What is the recommended fertilizer ratio (i.e. 10-10-10, 20-0-5, etc.) for starting a new lawn in raw soil? Soil was tested to be sufficient in phosphorus (75ppm), but low in lime (4.4), potassium (41ppm), calcium (343ppm), and magnesium (43ppm). I want to start the seeding process in early September, with a standard mix of bluegrass, fescue and rye.
There is no standard fertilizer for starting a new lawn because it needs to be based on a soil test. A "starter" fertilizer had phosphorus in it, but that isn't needed for your soil anyway.
Soil test results normally come with a fertilizer recommendation. Check the report you got back from the lab. It should give you some recommendations.
Your biggest problem is the low pH of 4.4. When pH is too low, the soil can have perfect levels of nutrients but not be able to utilize them.
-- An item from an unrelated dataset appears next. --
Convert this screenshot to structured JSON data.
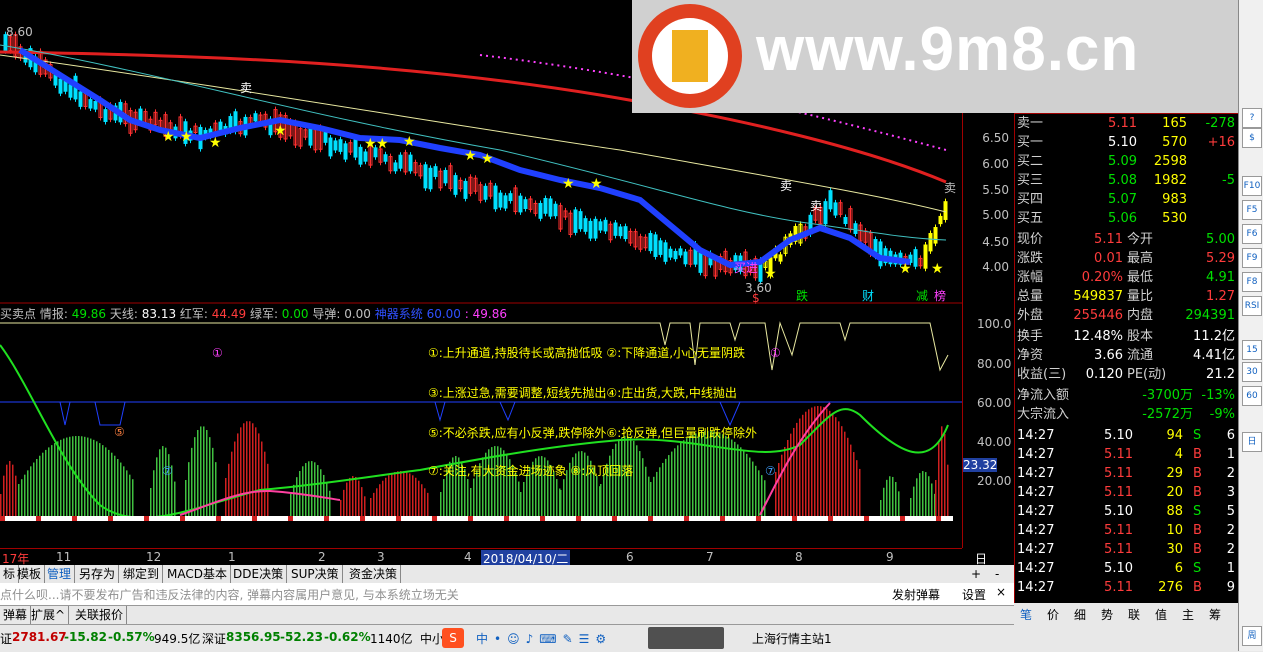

So, first order of business is to raise to pH to about 6.5. You'll need to apply about 165 lbs of lime per thousand square feet (assuming your soil is an average loam.) Use dolamitic lime, this will take care of the magnesium deficiency. This seems like a tremendous amount of lime, but when worked in it is manageable.
When you need to apply over 70 lbs. of lime per thousand square feet, half should be plowed into the soil and the remaining half should be raked or disked in.
We recommend seeding with primarily tall type turf fescue. Some bluegrass is okay to help get it established, but it will eventually die out. We do not recommend rye at all. This is assuming you have a sunny lawn or no more than part shade.
Please read over our website's publication on growing a successful lawn: http://extension.umd.edu/sites/default/files/_images/programs/hgic/Publications/HG102%20Lawn%20Estab...
There are many other factsheets that are helpful: http://extension.umd.edu/hgic/information-library/home-and-garden-information-center-publications#la...